#### [Assignment]
From the records below, copy out each line that has the word "state".

#### [Excerpted records]
.....

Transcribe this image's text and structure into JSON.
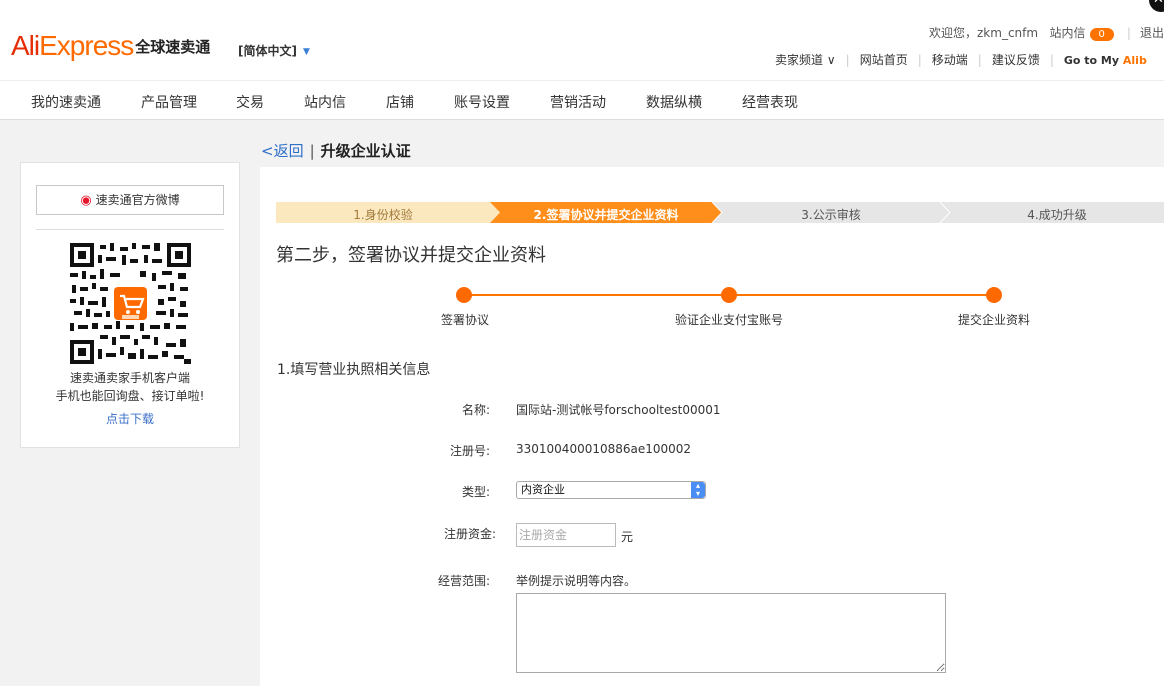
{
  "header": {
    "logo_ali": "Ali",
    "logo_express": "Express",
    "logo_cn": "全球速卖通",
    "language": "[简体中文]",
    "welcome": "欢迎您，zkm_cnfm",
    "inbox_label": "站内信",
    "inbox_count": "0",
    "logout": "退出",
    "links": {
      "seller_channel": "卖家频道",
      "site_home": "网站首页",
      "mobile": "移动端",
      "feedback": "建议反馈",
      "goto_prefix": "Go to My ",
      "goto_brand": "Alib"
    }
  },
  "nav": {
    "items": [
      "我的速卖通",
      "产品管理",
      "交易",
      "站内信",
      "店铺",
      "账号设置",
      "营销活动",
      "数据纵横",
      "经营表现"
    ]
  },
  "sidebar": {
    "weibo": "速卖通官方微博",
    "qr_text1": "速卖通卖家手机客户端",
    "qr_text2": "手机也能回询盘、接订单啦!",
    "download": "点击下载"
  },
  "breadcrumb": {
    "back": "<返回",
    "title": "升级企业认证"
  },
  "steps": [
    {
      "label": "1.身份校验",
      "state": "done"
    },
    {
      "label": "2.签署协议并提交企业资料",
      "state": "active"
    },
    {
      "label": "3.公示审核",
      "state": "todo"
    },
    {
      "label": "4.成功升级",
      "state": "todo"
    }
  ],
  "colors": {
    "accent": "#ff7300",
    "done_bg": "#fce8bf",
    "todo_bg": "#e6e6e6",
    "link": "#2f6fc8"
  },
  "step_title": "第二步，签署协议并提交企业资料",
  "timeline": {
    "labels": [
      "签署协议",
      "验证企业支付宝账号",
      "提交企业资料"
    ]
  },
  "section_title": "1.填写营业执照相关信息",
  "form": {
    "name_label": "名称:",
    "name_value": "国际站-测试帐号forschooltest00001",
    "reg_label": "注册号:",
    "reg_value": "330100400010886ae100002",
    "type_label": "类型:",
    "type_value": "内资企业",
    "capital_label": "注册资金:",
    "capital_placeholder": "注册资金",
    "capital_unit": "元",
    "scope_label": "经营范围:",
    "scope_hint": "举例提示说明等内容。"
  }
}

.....

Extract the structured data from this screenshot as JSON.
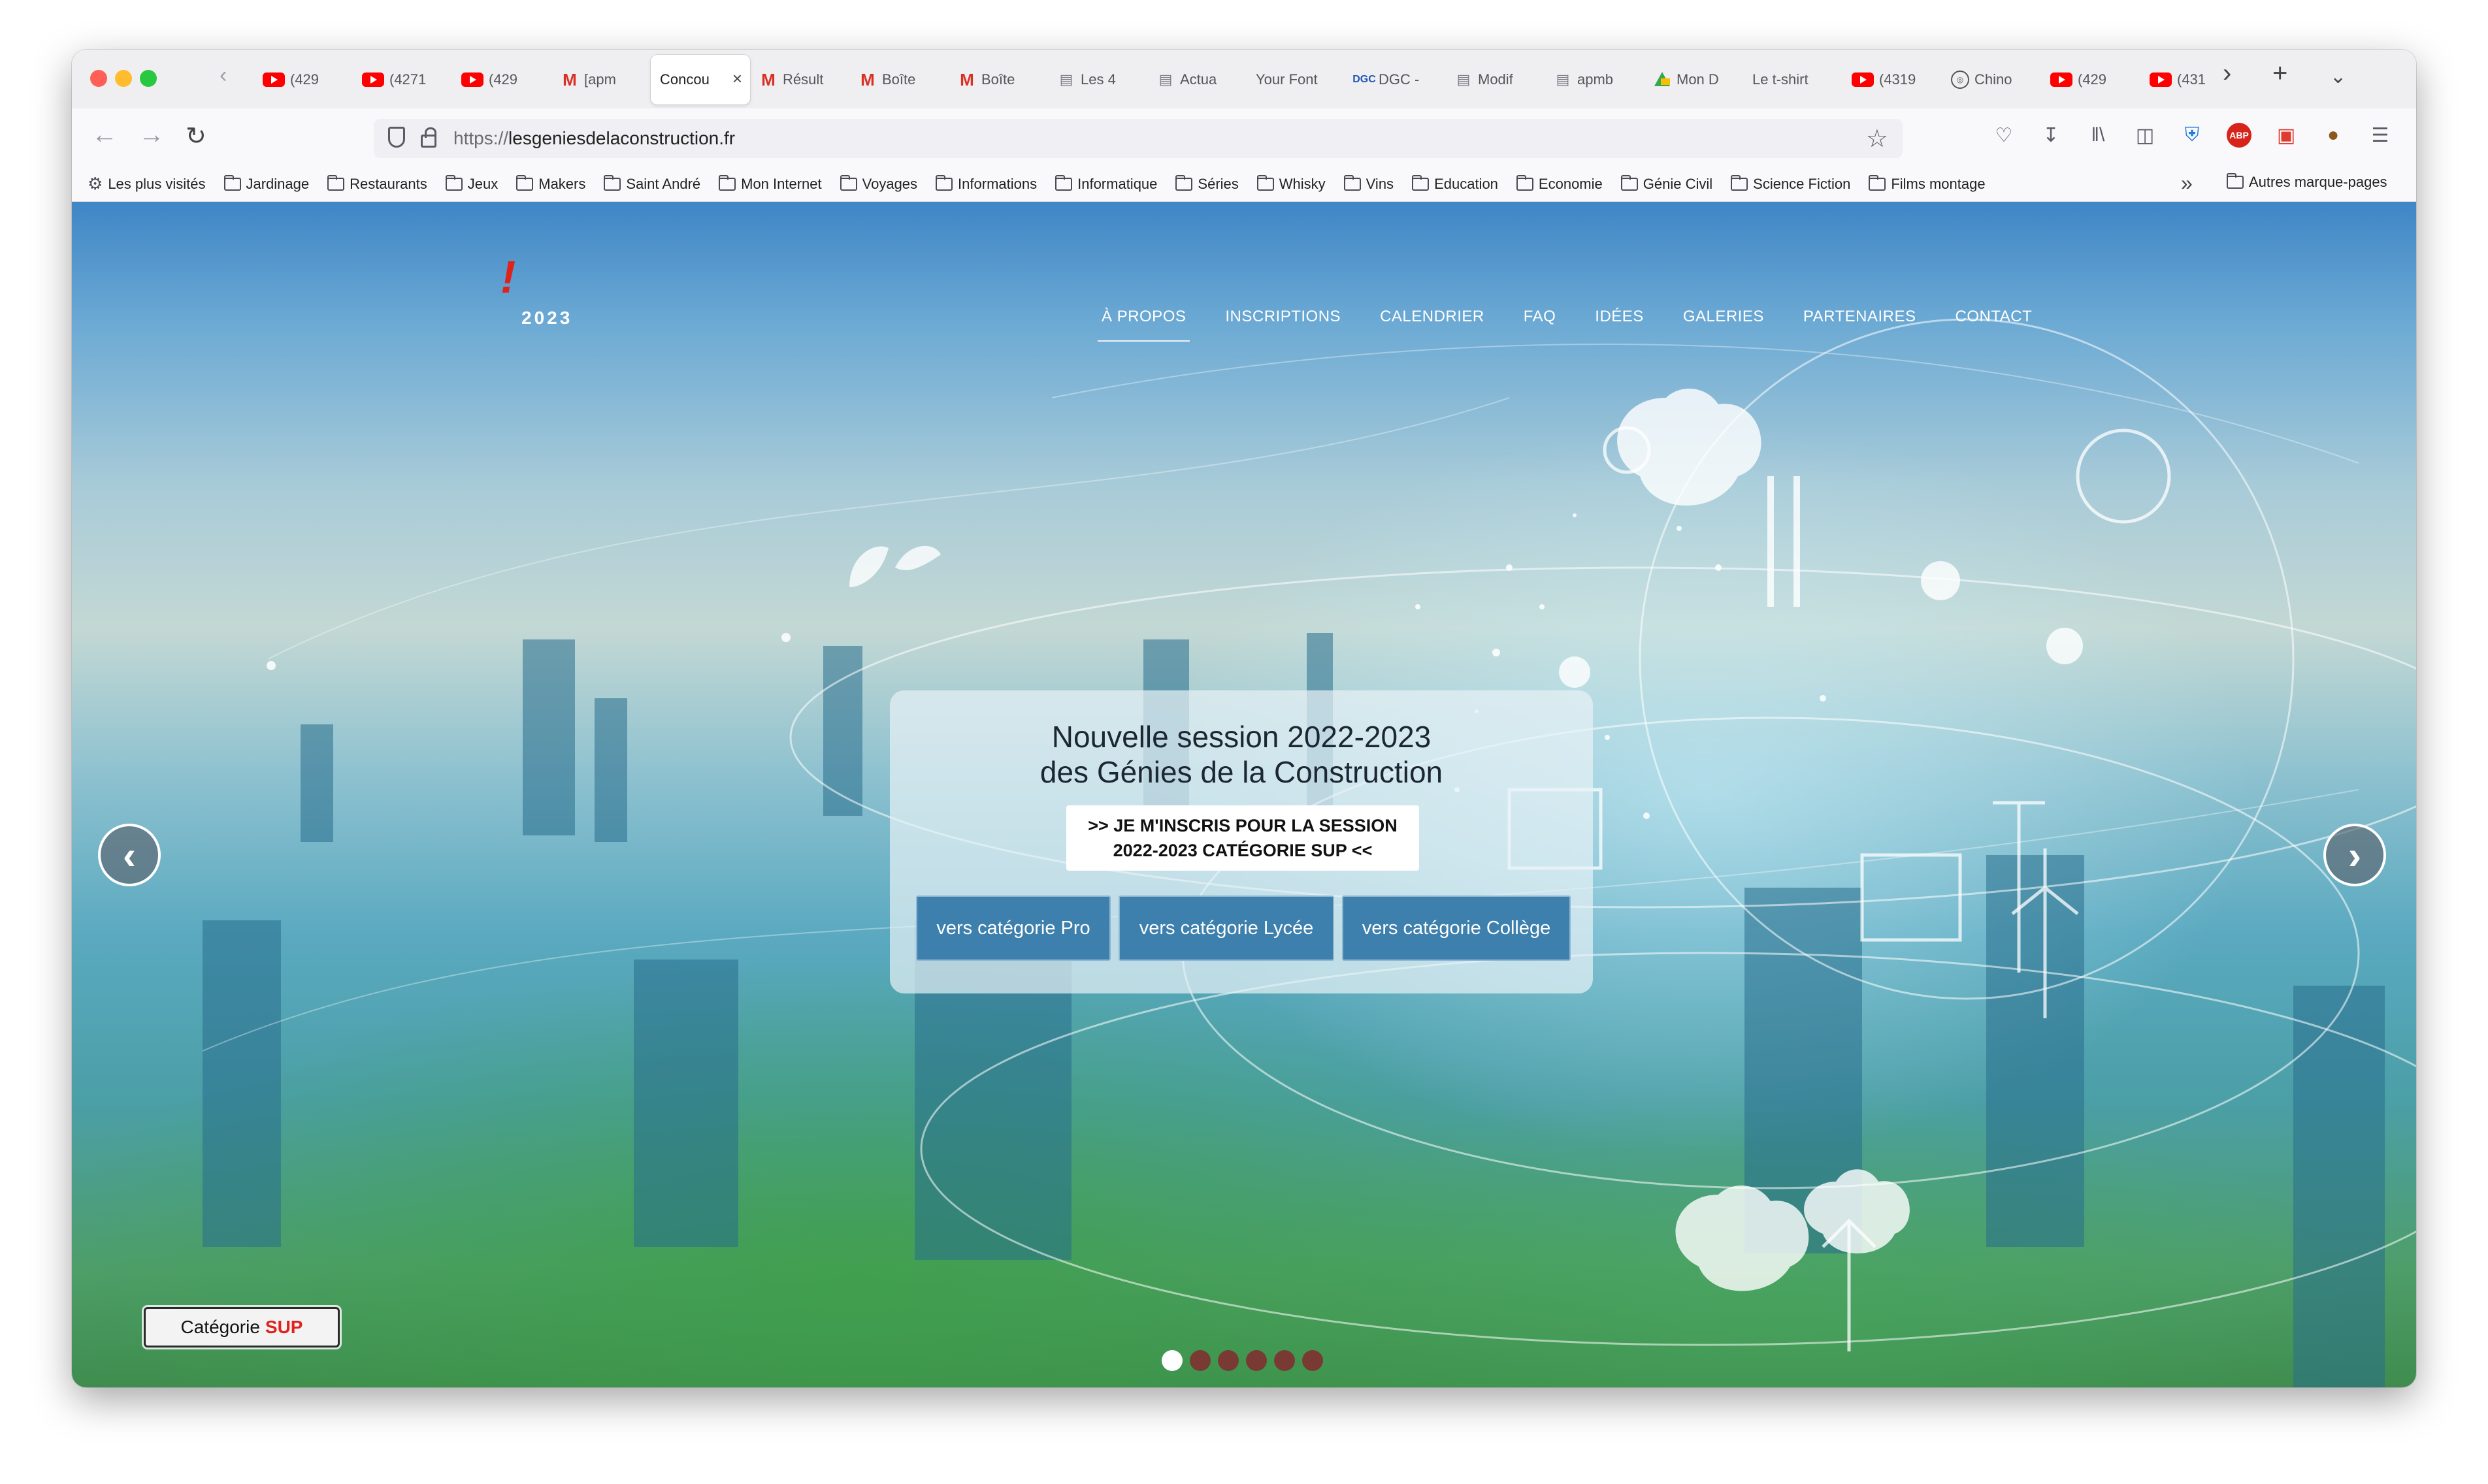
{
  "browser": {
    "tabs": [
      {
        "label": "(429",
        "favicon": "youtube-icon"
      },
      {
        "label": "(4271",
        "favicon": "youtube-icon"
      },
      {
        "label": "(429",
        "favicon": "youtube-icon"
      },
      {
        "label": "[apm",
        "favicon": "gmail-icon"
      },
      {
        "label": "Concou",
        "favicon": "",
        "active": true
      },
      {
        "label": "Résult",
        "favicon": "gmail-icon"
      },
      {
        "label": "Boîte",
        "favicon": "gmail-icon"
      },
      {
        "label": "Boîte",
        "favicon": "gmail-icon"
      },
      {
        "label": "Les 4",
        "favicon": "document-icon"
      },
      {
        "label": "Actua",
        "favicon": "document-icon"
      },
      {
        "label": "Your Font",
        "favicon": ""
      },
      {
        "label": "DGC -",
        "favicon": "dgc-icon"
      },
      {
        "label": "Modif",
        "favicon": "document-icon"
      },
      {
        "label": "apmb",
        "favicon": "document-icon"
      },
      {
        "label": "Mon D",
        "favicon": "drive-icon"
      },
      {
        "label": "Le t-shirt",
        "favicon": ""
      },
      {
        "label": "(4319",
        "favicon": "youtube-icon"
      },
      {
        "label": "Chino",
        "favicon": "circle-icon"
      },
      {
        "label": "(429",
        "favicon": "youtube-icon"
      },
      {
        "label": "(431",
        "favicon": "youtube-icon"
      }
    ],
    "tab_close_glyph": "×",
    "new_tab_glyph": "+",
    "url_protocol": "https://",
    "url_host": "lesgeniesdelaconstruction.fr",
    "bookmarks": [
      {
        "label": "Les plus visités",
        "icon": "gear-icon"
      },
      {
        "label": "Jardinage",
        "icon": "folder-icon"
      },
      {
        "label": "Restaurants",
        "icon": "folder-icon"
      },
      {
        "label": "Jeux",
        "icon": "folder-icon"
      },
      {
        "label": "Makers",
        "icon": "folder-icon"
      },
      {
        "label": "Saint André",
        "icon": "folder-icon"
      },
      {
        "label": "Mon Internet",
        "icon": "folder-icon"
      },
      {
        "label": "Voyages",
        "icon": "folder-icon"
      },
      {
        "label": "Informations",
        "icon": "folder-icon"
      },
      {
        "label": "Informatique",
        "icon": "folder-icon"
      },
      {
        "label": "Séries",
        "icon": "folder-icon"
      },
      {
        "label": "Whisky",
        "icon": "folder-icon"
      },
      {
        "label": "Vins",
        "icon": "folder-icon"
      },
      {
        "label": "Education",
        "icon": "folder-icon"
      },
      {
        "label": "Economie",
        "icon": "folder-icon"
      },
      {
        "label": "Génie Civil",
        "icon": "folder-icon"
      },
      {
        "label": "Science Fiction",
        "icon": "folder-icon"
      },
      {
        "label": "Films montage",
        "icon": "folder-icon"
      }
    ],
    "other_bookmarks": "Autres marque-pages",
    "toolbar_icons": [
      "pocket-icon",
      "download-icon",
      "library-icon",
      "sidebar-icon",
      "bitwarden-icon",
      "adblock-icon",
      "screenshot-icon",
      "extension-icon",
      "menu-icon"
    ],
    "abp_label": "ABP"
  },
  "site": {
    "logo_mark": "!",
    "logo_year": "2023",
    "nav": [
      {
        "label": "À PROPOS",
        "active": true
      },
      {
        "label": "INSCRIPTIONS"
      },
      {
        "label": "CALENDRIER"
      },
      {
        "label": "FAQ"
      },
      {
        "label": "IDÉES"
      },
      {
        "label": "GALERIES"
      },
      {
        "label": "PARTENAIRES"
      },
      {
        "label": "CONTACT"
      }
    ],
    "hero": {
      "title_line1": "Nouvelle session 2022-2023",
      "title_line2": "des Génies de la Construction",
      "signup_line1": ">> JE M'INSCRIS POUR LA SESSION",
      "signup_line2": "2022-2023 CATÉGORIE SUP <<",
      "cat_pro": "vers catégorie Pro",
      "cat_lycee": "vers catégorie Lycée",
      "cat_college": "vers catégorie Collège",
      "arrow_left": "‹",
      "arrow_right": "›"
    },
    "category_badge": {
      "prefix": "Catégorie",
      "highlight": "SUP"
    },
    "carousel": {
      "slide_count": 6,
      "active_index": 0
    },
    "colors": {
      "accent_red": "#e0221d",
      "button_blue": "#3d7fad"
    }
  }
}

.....

#### [Answer section]
      "state": "done"
      "state": "active"
      "state": "todo"
      "state": "todo"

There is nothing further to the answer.